_Exercise instructions_.
Give the number of lines in the material below that hold "dist", and nothing besides.
___ Data supplied ___
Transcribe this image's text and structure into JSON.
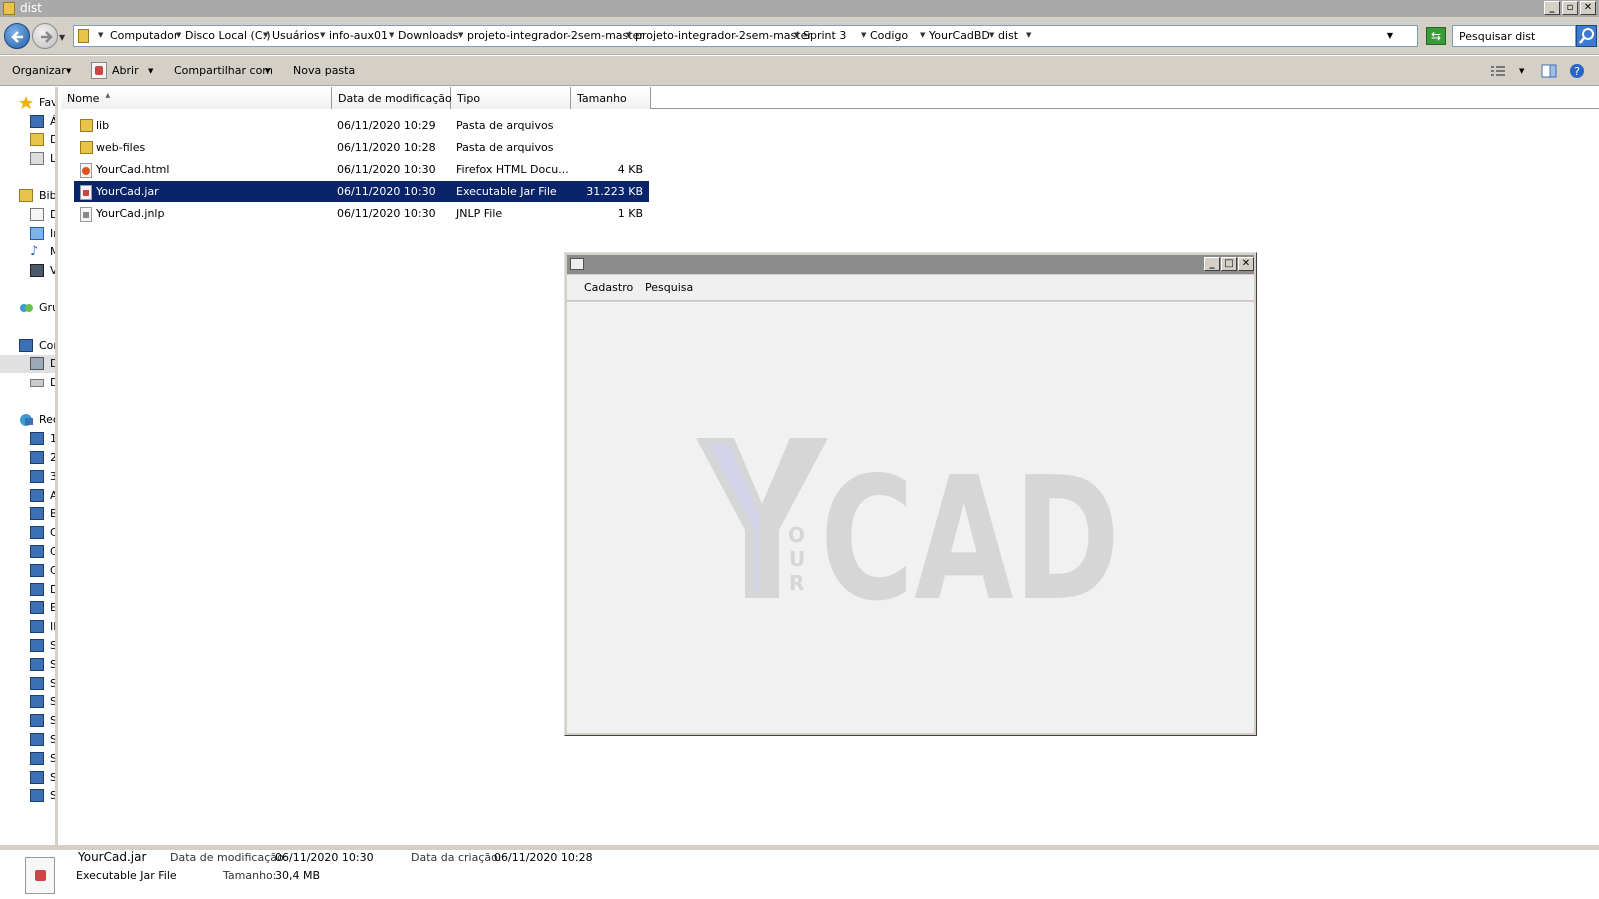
{
  "window": {
    "title": "dist"
  },
  "address": {
    "crumbs": [
      "Computador",
      "Disco Local (C:)",
      "Usuários",
      "info-aux01",
      "Downloads",
      "projeto-integrador-2sem-master",
      "projeto-integrador-2sem-master",
      "Sprint 3",
      "Codigo",
      "YourCadBD",
      "dist"
    ]
  },
  "search": {
    "value": "Pesquisar dist"
  },
  "toolbar": {
    "organize": "Organizar",
    "open": "Abrir",
    "share": "Compartilhar com",
    "new_folder": "Nova pasta"
  },
  "nav": {
    "items": [
      {
        "label": "Fav",
        "icon": "star-icon"
      },
      {
        "label": "Á",
        "icon": "desktop-icon"
      },
      {
        "label": "D",
        "icon": "downloads-icon"
      },
      {
        "label": "Lo",
        "icon": "recent-places-icon"
      },
      {
        "label": "Bibl",
        "icon": "libraries-icon"
      },
      {
        "label": "D",
        "icon": "documents-icon"
      },
      {
        "label": "Ir",
        "icon": "pictures-icon"
      },
      {
        "label": "M",
        "icon": "music-icon"
      },
      {
        "label": "V",
        "icon": "videos-icon"
      },
      {
        "label": "Gru",
        "icon": "homegroup-icon"
      },
      {
        "label": "Cor",
        "icon": "computer-icon"
      },
      {
        "label": "D",
        "icon": "local-disk-icon"
      },
      {
        "label": "D",
        "icon": "drive-icon"
      },
      {
        "label": "Rec",
        "icon": "network-icon"
      },
      {
        "label": "1",
        "icon": "network-computer-icon"
      },
      {
        "label": "2",
        "icon": "network-computer-icon"
      },
      {
        "label": "3",
        "icon": "network-computer-icon"
      },
      {
        "label": "A",
        "icon": "network-computer-icon"
      },
      {
        "label": "B",
        "icon": "network-computer-icon"
      },
      {
        "label": "C",
        "icon": "network-computer-icon"
      },
      {
        "label": "C",
        "icon": "network-computer-icon"
      },
      {
        "label": "C",
        "icon": "network-computer-icon"
      },
      {
        "label": "D",
        "icon": "network-computer-icon"
      },
      {
        "label": "E",
        "icon": "network-computer-icon"
      },
      {
        "label": "II",
        "icon": "network-computer-icon"
      },
      {
        "label": "S",
        "icon": "network-computer-icon"
      },
      {
        "label": "S",
        "icon": "network-computer-icon"
      },
      {
        "label": "S",
        "icon": "network-computer-icon"
      },
      {
        "label": "S",
        "icon": "network-computer-icon"
      },
      {
        "label": "S",
        "icon": "network-computer-icon"
      },
      {
        "label": "S",
        "icon": "network-computer-icon"
      },
      {
        "label": "S",
        "icon": "network-computer-icon"
      },
      {
        "label": "S",
        "icon": "network-computer-icon"
      },
      {
        "label": "S",
        "icon": "network-computer-icon"
      }
    ]
  },
  "columns": {
    "name": "Nome",
    "modified": "Data de modificação",
    "type": "Tipo",
    "size": "Tamanho"
  },
  "files": [
    {
      "name": "lib",
      "modified": "06/11/2020 10:29",
      "type": "Pasta de arquivos",
      "size": "",
      "icon": "folder-icon"
    },
    {
      "name": "web-files",
      "modified": "06/11/2020 10:28",
      "type": "Pasta de arquivos",
      "size": "",
      "icon": "folder-icon"
    },
    {
      "name": "YourCad.html",
      "modified": "06/11/2020 10:30",
      "type": "Firefox HTML Docu...",
      "size": "4 KB",
      "icon": "html-file-icon"
    },
    {
      "name": "YourCad.jar",
      "modified": "06/11/2020 10:30",
      "type": "Executable Jar File",
      "size": "31.223 KB",
      "icon": "jar-file-icon",
      "selected": true
    },
    {
      "name": "YourCad.jnlp",
      "modified": "06/11/2020 10:30",
      "type": "JNLP File",
      "size": "1 KB",
      "icon": "jnlp-file-icon"
    }
  ],
  "app": {
    "menu": [
      "Cadastro",
      "Pesquisa"
    ],
    "logo": {
      "main": "YCAD",
      "vertical": "OUR"
    },
    "colors": {
      "logo_gray": "#d6d6d6",
      "logo_y_accent": "#d2d2e8"
    }
  },
  "details": {
    "name": "YourCad.jar",
    "type": "Executable Jar File",
    "modified_label": "Data de modificação:",
    "modified_value": "06/11/2020 10:30",
    "created_label": "Data da criação:",
    "created_value": "06/11/2020 10:28",
    "size_label": "Tamanho:",
    "size_value": "30,4 MB"
  },
  "colors": {
    "selection": "#0a246a",
    "chrome": "#d4d0c8",
    "titlebar": "#a9a9a9"
  }
}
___
_Exercise output_.
3